◆ Data for the task ◆
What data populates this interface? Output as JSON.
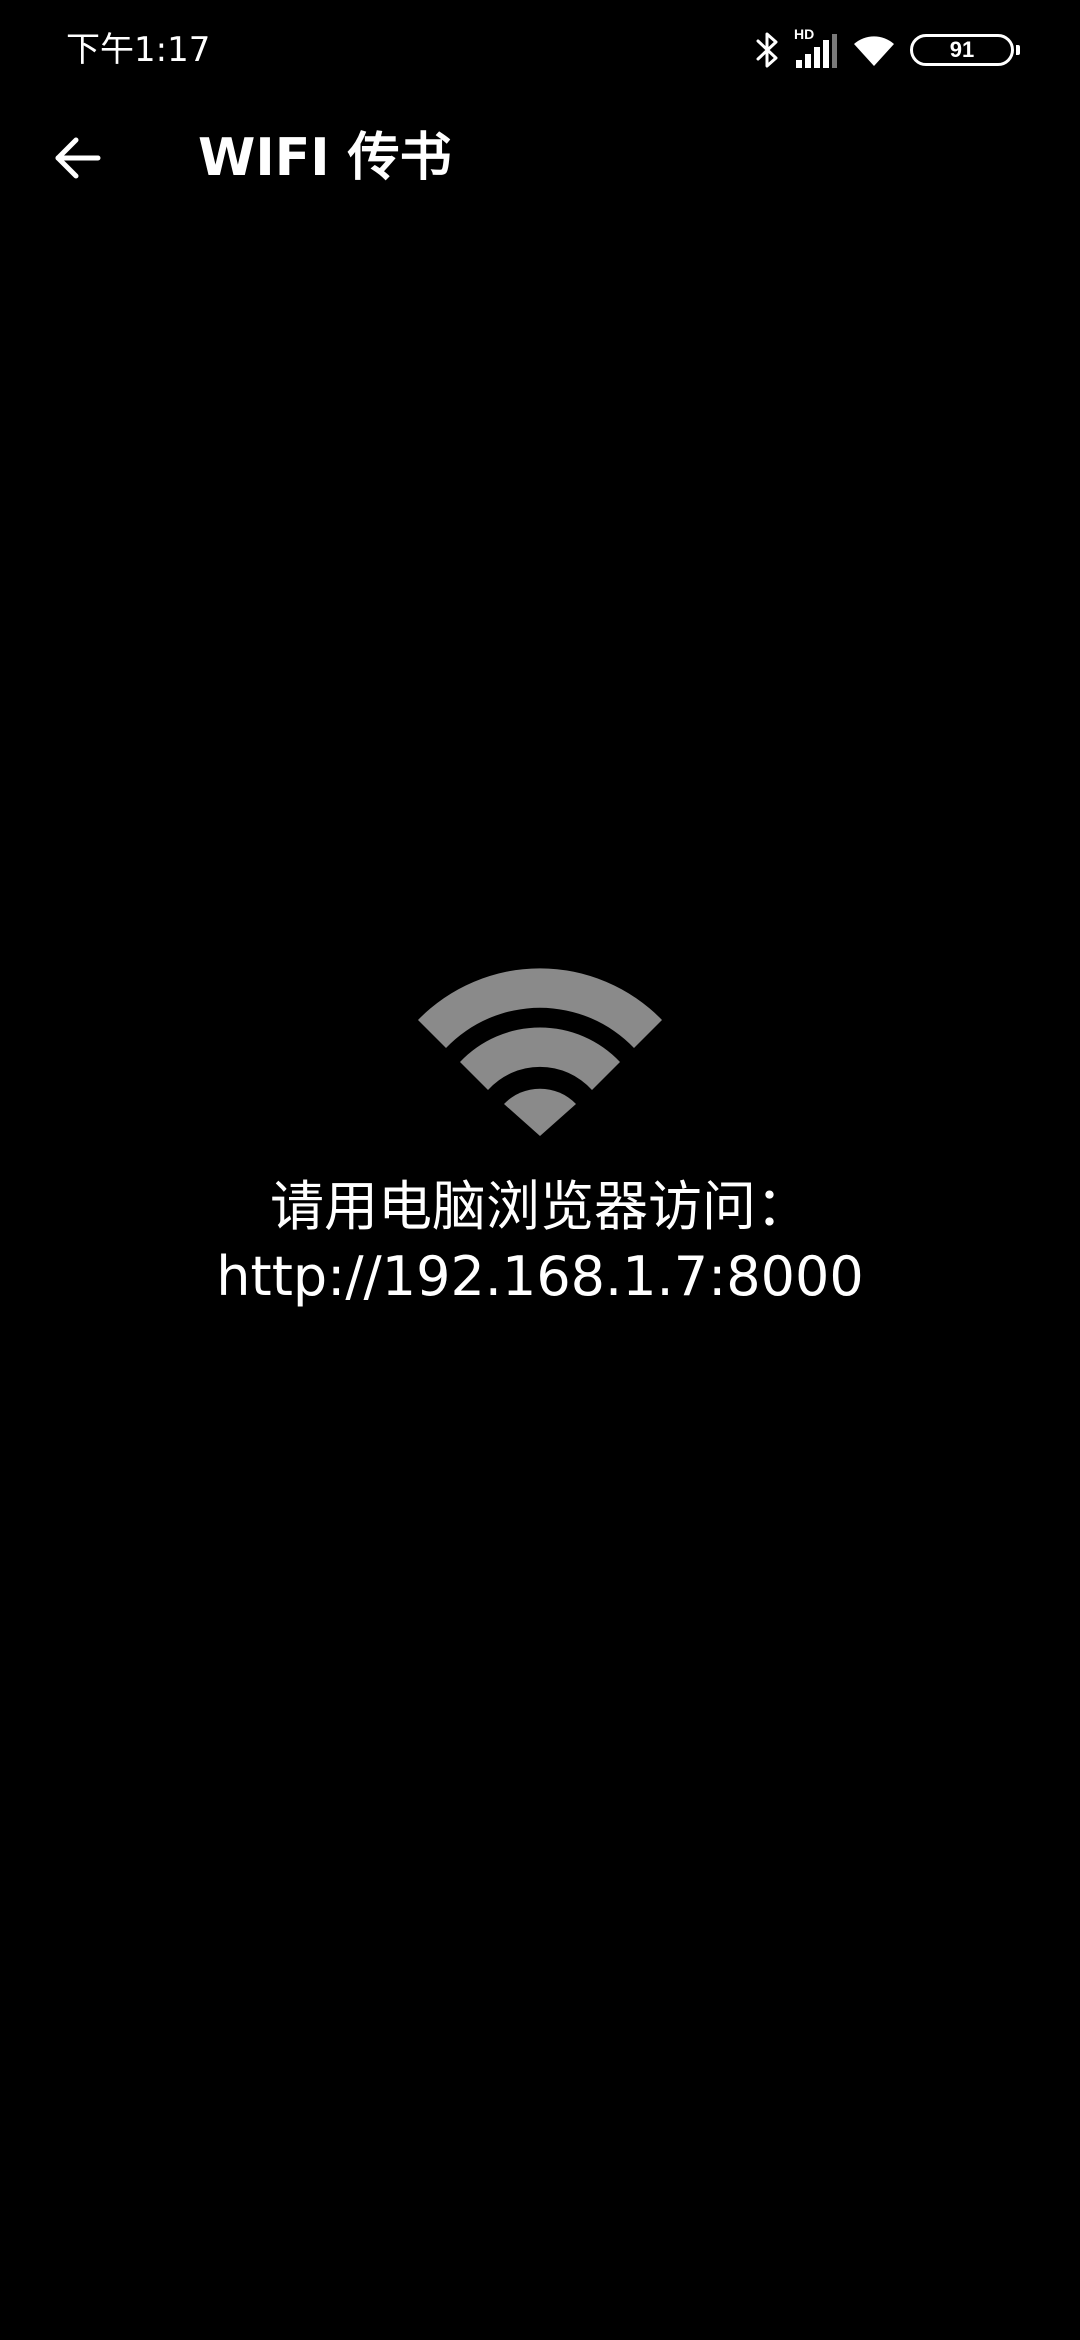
{
  "status_bar": {
    "time": "下午1:17",
    "network_label": "HD",
    "battery_level": "91",
    "icons": [
      "bluetooth-icon",
      "signal-icon",
      "wifi-icon",
      "battery-icon"
    ]
  },
  "app_bar": {
    "back_icon": "arrow-left-icon",
    "title": "WIFI 传书"
  },
  "content": {
    "graphic_icon": "wifi-icon",
    "graphic_color": "#8a8a8a",
    "instruction": "请用电脑浏览器访问：",
    "address": "http://192.168.1.7:8000"
  },
  "colors": {
    "background": "#000000",
    "text": "#ffffff"
  }
}
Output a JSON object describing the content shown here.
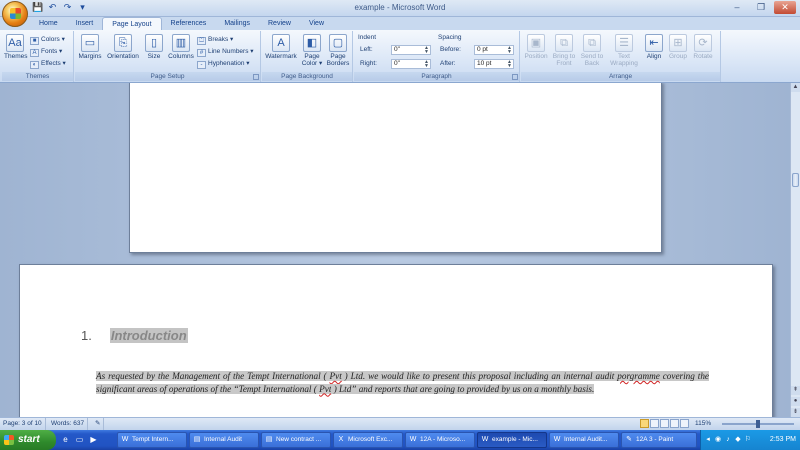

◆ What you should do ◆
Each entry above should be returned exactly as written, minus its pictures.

◆ Answer section ◆
What data populates this interface? Output as JSON.
{
  "status_bar": {
    "time": "下午1:17",
    "network_label": "HD",
    "battery_level": "91",
    "icons": [
      "bluetooth-icon",
      "signal-icon",
      "wifi-icon",
      "battery-icon"
    ]
  },
  "app_bar": {
    "back_icon": "arrow-left-icon",
    "title": "WIFI 传书"
  },
  "content": {
    "graphic_icon": "wifi-icon",
    "graphic_color": "#8a8a8a",
    "instruction": "请用电脑浏览器访问：",
    "address": "http://192.168.1.7:8000"
  },
  "colors": {
    "background": "#000000",
    "text": "#ffffff"
  }
}
Output a JSON object describing the content shown here.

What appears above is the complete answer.